__BRIEF__.
Please show every line in the entries below that includes the word "Zullwil".

Stored items from a collection
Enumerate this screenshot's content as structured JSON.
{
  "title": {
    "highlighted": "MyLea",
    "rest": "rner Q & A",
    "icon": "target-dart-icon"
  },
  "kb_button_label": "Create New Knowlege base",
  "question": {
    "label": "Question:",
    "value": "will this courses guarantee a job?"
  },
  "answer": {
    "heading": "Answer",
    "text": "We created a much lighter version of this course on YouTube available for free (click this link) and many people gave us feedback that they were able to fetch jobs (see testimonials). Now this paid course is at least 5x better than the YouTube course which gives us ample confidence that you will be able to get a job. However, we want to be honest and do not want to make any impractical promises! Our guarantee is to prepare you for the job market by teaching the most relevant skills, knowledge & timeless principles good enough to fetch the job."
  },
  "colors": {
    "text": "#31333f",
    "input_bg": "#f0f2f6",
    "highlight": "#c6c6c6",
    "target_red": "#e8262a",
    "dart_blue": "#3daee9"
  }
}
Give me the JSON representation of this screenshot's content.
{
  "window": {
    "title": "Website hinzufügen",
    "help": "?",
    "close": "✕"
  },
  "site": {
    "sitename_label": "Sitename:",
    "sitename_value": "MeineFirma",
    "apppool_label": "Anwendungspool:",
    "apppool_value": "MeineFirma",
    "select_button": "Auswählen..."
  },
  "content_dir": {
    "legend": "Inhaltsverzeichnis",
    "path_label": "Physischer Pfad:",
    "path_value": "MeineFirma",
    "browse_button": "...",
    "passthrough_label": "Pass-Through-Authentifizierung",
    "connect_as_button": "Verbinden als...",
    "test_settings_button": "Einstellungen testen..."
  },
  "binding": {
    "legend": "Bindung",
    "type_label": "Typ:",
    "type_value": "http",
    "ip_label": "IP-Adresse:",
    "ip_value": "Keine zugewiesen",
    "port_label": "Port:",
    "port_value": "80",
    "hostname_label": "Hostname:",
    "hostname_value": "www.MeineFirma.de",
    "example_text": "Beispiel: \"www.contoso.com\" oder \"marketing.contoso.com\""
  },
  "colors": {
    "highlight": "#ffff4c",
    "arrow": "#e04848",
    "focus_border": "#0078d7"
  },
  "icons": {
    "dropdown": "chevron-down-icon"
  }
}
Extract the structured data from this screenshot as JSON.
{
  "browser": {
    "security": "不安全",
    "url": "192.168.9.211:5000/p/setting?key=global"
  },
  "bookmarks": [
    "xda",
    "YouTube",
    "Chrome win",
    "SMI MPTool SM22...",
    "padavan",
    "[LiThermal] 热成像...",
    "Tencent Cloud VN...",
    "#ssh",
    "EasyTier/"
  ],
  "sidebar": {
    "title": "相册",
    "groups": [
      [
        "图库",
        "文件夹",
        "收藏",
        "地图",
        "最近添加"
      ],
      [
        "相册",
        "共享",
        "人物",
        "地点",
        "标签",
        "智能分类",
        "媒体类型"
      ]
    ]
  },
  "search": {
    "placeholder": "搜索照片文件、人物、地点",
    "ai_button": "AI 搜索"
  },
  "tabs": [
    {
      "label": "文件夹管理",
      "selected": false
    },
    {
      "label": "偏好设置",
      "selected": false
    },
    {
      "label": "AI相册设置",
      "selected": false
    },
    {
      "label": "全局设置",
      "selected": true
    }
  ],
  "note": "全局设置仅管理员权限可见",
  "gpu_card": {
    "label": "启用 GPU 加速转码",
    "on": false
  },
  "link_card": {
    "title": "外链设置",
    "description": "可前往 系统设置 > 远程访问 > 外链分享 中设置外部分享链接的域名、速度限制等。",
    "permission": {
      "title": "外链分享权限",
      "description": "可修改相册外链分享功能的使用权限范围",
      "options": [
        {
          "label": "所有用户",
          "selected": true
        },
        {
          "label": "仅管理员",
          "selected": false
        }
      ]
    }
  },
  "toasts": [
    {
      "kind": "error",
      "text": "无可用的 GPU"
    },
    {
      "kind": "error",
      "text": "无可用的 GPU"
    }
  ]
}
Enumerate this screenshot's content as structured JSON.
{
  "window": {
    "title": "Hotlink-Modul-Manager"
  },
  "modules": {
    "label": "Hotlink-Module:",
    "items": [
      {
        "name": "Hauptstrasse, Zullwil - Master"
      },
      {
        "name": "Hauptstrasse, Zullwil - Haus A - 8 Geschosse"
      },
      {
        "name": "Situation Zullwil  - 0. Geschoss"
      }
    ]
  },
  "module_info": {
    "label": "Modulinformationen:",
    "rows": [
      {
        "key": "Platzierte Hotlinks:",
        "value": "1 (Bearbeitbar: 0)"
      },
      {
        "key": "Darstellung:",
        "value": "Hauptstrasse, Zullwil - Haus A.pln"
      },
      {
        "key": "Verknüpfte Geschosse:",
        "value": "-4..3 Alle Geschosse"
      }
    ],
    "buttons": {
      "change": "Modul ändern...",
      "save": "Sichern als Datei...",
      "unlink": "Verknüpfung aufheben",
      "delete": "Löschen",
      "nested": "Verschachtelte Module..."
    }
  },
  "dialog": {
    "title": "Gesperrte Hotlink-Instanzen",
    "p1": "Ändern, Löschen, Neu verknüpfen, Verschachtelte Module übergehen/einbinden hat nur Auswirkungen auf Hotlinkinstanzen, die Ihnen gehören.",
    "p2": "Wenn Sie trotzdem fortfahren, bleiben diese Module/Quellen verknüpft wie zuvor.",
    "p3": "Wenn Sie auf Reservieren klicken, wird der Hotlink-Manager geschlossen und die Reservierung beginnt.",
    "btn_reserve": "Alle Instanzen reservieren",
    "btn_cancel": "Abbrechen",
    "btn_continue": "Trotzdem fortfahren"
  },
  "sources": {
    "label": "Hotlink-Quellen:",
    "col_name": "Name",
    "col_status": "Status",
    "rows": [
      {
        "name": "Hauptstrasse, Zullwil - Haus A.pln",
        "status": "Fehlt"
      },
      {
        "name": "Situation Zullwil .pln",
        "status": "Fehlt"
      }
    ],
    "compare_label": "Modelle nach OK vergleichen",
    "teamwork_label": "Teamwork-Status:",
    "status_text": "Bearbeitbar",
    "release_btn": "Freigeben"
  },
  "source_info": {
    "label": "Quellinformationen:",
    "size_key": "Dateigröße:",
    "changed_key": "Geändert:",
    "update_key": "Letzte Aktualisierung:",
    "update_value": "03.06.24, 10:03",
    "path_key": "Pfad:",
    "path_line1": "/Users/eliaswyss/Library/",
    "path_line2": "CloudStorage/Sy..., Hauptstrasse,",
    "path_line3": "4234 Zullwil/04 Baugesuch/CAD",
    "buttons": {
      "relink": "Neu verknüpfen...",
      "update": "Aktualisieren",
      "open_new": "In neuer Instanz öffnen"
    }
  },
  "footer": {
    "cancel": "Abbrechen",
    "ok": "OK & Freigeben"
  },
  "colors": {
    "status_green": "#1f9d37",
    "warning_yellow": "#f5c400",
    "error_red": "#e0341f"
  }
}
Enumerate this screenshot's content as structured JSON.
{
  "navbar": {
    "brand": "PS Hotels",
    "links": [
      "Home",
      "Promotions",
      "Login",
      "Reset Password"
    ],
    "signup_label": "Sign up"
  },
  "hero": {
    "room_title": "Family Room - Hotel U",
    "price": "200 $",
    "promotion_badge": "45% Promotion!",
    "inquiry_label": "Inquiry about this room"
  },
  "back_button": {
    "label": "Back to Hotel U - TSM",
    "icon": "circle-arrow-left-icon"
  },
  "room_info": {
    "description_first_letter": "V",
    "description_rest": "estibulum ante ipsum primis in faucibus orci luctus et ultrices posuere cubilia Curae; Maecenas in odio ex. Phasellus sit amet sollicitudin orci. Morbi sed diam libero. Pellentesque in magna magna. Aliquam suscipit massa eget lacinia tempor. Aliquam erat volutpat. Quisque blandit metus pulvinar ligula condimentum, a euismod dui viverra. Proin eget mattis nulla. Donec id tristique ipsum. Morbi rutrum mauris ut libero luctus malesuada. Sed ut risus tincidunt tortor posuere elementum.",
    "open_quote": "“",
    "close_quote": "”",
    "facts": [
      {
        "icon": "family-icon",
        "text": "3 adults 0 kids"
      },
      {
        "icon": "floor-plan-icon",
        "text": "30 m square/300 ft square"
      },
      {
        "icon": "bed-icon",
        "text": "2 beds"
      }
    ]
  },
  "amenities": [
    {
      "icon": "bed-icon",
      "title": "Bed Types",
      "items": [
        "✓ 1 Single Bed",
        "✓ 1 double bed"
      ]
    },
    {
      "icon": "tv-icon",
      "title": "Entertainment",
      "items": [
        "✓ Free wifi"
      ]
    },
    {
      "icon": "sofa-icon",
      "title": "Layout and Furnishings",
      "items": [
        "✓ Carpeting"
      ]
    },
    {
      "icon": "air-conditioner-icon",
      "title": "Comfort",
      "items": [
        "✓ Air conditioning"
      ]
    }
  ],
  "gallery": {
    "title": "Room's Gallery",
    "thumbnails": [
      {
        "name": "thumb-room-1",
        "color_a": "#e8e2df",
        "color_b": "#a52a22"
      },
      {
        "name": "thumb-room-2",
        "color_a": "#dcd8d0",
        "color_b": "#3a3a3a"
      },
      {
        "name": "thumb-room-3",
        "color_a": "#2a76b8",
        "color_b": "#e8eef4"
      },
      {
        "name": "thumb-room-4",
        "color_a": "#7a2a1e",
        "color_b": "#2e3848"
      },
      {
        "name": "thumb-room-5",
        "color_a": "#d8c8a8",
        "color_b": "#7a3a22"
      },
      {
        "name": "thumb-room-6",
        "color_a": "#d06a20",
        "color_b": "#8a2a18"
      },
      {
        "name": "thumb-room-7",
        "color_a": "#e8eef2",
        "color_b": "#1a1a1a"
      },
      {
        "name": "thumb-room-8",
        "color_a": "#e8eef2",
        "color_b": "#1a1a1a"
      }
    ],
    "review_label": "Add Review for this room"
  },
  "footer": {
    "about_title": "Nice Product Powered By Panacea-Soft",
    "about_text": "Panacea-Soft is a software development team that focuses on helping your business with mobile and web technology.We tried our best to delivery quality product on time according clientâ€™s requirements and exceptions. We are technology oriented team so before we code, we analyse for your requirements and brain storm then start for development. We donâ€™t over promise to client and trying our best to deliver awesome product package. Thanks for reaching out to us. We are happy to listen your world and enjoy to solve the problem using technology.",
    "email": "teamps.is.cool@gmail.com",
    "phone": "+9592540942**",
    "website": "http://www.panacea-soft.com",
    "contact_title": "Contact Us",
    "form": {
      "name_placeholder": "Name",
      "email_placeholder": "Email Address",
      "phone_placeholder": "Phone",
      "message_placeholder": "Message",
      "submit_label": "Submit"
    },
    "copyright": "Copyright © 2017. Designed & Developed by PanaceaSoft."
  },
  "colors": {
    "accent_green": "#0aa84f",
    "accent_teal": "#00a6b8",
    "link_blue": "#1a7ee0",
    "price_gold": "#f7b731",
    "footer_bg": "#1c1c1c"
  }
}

__ANSWER SPACE__.
        "name": "Hauptstrasse, Zullwil - Master"
        "name": "Hauptstrasse, Zullwil - Haus A - 8 Geschosse"
        "name": "Situation Zullwil  - 0. Geschoss"
        "value": "Hauptstrasse, Zullwil - Haus A.pln"
        "name": "Hauptstrasse, Zullwil - Haus A.pln",
        "name": "Situation Zullwil .pln",
    "path_line3": "4234 Zullwil/04 Baugesuch/CAD",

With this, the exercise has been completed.